Descartes, Flanagan and Moody
Abstract:[opening paragraph]: A funny thing happened to Cartesian dualism on the way to the twenty-first century. After three hundred-odd years the irreconcilable dualism between ‘mind’ and ‘matter’ is still with us but, especially since the 1950s it has undergone a startling change. Matter has gotten fatter while mind is hard to find. I refer in particular to the domain of thought which has been transferred from res cogitans to res extensa in the guise of the computational brain. For Descartes, the body was an automaton motivated by purely material forces to which the thinking mind was completely inessential (although having a tenuous spiritual connection to it through the pineal gland). Now, however, the thinking mind has become the neural processor which is part of the same automaton. The only vestige of res cogitans which remains is sentience (Cartesian sentire), i.e. conscious awareness. Thought is represented in sentience by what might be called ‘thought experience’, i.e. the wispy but cognitively irrelevant stuff that takes place behind our foreheads. The rest of consciousness is made up of such things as sights, sounds, smells, tastes, elations, depressions, agonies and ecstasies -- our qualia. Some cognitive scientists deny we have qualia; they say we only seem to have them. But even those who admit we have them are increasingly inclined to follow their famous French predecessor and declare consciousness irrelevant to physical information processing. The latest doctrine of this persuasion is conscious inessentialism which is defined by Owen Flanagan as the view that ‘for any intelligent activity i, performed in any cognitive domain d, even if we do i with conscious accompaniments, i can in principle be done without these conscious accompaniments’. (Flanagan, 1992; quoted in Flanagan, 1995, p. 313.)

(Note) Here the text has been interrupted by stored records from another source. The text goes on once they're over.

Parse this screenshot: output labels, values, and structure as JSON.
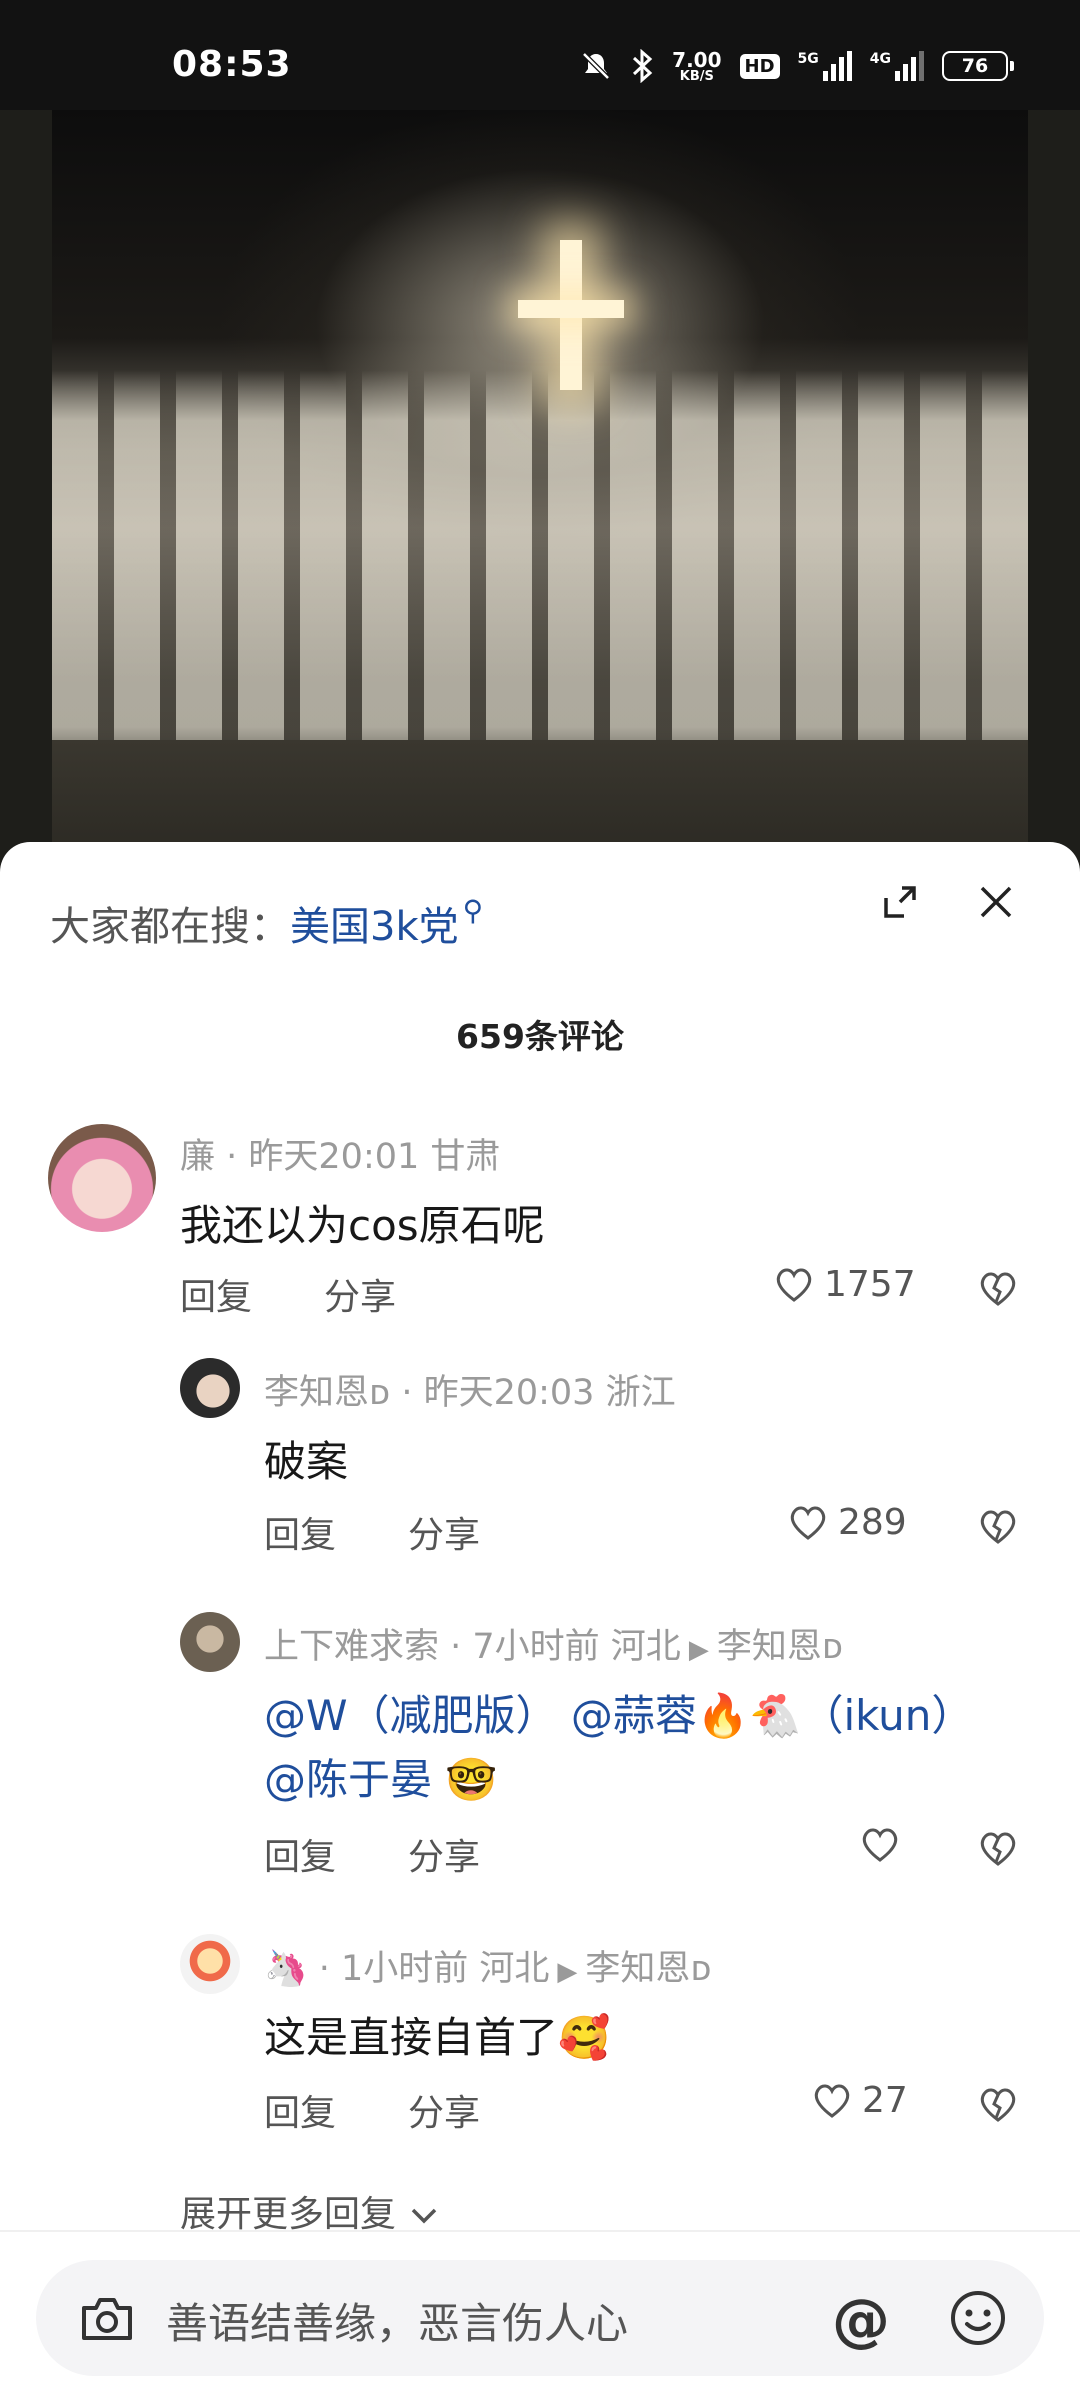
{
  "status_bar": {
    "time": "08:53",
    "net_speed_value": "7.00",
    "net_speed_unit": "KB/S",
    "hd_badge": "HD",
    "net1": "5G",
    "net2": "4G",
    "battery": "76"
  },
  "sheet": {
    "search_label": "大家都在搜：",
    "search_term": "美国3k党",
    "comment_count": "659条评论"
  },
  "comments": [
    {
      "author": "廉",
      "time_location": "昨天20:01 甘肃",
      "text": "我还以为cos原石呢",
      "reply": "回复",
      "share": "分享",
      "likes": "1757"
    },
    {
      "author": "李知恩ᴅ",
      "time_location": "昨天20:03 浙江",
      "text": "破案",
      "reply": "回复",
      "share": "分享",
      "likes": "289"
    },
    {
      "author": "上下难求索",
      "time_location": "7小时前 河北",
      "reply_to": "李知恩ᴅ",
      "text_line1": "@W（减肥版） @蒜蓉🔥🐔（ikun）",
      "text_line2": "@陈于晏 🤓",
      "reply": "回复",
      "share": "分享",
      "likes": ""
    },
    {
      "author": "🦄",
      "time_location": "1小时前 河北",
      "reply_to": "李知恩ᴅ",
      "text": "这是直接自首了🥰",
      "reply": "回复",
      "share": "分享",
      "likes": "27"
    }
  ],
  "more_replies": "展开更多回复",
  "input": {
    "placeholder": "善语结善缘，恶言伤人心",
    "at_symbol": "@"
  },
  "colors": {
    "mention": "#1f4e9c",
    "meta_gray": "#9a9a9a"
  }
}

Document Type: Research Article
Affiliations: Rock Wharf, PO Box 2, Falmouth, Jamaica.
Publication date: 1995-04-01